Also, life being life and me being me, I forget things.

I forget that Jane, is still of the age where things are taken literally. For instance, her name is Jane. Not Jane Catherine. Not sweetie. Jane.

Eventually, on that crazy morning, Jane and I did cross paths.  I was letting Storm into the house and as I shooed the wet dog past her down the steps into the basement Jane looked at Storm and said in her best syrupy sweet voice: “She’s such a good dog!”

And I, proud of my little girl for happily playing and getting along with her sister all morning said: “And how about you? Are you such a good girl?”Jane giggle

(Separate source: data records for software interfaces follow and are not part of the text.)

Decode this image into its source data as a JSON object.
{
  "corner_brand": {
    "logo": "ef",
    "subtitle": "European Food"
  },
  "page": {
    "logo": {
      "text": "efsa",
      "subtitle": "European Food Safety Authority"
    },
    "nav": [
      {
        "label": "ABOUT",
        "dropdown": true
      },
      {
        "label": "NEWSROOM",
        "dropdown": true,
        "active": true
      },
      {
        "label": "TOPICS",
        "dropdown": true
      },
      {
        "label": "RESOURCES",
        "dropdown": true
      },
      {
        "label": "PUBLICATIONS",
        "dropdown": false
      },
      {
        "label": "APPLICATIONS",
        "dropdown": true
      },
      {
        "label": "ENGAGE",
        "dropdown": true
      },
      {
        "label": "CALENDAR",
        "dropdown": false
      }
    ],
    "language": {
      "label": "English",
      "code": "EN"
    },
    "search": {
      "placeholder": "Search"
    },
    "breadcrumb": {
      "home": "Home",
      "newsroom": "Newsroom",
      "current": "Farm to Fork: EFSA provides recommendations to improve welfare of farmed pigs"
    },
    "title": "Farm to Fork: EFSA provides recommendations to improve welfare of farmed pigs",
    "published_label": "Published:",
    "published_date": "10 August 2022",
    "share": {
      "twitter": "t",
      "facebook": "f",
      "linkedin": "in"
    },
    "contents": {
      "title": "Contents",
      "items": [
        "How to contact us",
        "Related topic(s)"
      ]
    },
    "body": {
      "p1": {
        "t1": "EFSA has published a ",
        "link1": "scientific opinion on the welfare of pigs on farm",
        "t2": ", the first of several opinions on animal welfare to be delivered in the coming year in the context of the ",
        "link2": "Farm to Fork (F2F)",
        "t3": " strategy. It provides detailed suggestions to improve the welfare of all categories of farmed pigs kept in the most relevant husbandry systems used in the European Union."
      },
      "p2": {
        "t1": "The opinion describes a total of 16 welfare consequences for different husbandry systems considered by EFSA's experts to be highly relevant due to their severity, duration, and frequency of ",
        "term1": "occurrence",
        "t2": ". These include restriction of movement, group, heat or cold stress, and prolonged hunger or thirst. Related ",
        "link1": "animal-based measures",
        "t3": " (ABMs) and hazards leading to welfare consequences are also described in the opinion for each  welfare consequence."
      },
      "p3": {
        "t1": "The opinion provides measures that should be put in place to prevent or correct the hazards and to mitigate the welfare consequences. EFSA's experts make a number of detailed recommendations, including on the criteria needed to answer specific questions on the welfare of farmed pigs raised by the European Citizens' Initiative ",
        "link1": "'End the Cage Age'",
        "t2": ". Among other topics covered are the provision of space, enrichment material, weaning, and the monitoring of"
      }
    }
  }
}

Jane looked up, defiance and anger on her face and spat: “No. I’m Jane!

Then she left me downstairs torn between giggling over yet another instance of Jane’s literalness and worried that I may have just received a clue as to what had been going on upstairs all morning.

 

 

UnBlessed by Crystin Goodwin

I could tell you…

I could tell you about the world. The magic of the elements and the animals. The ceremonies and the changes. The extensive history of the people.

But I’d hate to ruin the way the author unfolds it for you.

I could tell you in great detail the why’s and wherefores of the characters whom I loved and those who, upon reflection, I wished had been a little more fleshed out.

But I don’t want to introduce any prejudice. I want you to be as taken with the people as I was.

I could tell you what I absolutely loved and what left me wanting.

But I won’t.

I could even tell you just how it leaves you hanging at the end to send you running off to Amazon to see if her next book has yet been published.

I could tell you all of that.

But all that’s really important.

All I really feel you need to know.

Is that I have three young girls who all require breakfast in the early morning.

And the night I sat down to read (and eventually finish) this book I was left with far, far, less than the recommend eight hours of sleep a person is supposed to receive.

Far, far, less.

Would I recommend it? It was my turn for the morning shift with the girls and it was still totally worth it.

Rosie's Book Review team 1

This honest review was given in return for a free copy of the book from its author.